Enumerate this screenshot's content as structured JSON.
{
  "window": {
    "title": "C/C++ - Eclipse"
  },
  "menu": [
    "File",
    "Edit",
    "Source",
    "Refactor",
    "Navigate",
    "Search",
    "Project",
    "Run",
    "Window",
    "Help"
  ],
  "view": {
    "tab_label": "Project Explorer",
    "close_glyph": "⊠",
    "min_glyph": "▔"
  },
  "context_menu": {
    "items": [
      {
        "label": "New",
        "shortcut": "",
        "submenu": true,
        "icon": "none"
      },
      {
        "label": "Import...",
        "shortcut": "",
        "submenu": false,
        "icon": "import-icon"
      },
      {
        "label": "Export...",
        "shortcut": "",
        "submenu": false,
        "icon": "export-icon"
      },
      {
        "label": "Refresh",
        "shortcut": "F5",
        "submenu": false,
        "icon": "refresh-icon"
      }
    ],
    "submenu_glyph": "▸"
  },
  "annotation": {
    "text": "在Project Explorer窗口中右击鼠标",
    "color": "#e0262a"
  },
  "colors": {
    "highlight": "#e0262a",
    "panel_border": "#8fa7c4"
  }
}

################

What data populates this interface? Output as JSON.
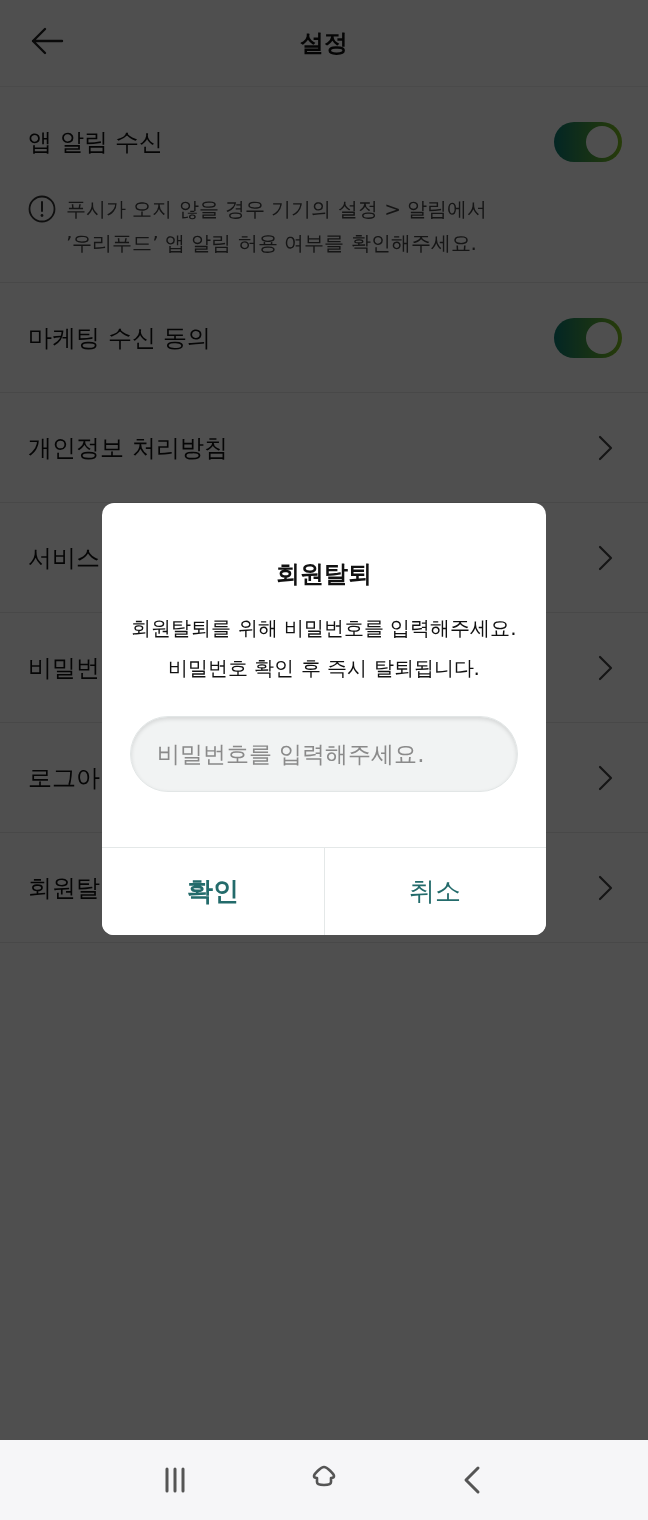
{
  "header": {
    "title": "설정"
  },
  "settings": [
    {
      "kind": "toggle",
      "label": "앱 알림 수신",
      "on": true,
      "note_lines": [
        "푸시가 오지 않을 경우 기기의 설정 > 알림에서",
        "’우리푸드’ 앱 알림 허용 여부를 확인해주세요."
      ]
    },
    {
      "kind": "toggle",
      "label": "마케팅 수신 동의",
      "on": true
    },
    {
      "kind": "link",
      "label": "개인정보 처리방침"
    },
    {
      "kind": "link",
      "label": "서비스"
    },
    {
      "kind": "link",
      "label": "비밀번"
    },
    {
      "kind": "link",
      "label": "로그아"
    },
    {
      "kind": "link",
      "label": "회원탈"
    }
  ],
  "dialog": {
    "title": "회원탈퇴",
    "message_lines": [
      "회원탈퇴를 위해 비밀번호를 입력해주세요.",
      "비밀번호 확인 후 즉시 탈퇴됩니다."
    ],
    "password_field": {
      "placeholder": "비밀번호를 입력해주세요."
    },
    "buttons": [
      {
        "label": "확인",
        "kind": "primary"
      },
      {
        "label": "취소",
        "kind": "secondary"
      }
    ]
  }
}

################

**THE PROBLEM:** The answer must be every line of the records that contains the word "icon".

**RESPONSE AREA:**
        "icon": "none"
        "icon": "import-icon"
        "icon": "export-icon"
        "icon": "refresh-icon"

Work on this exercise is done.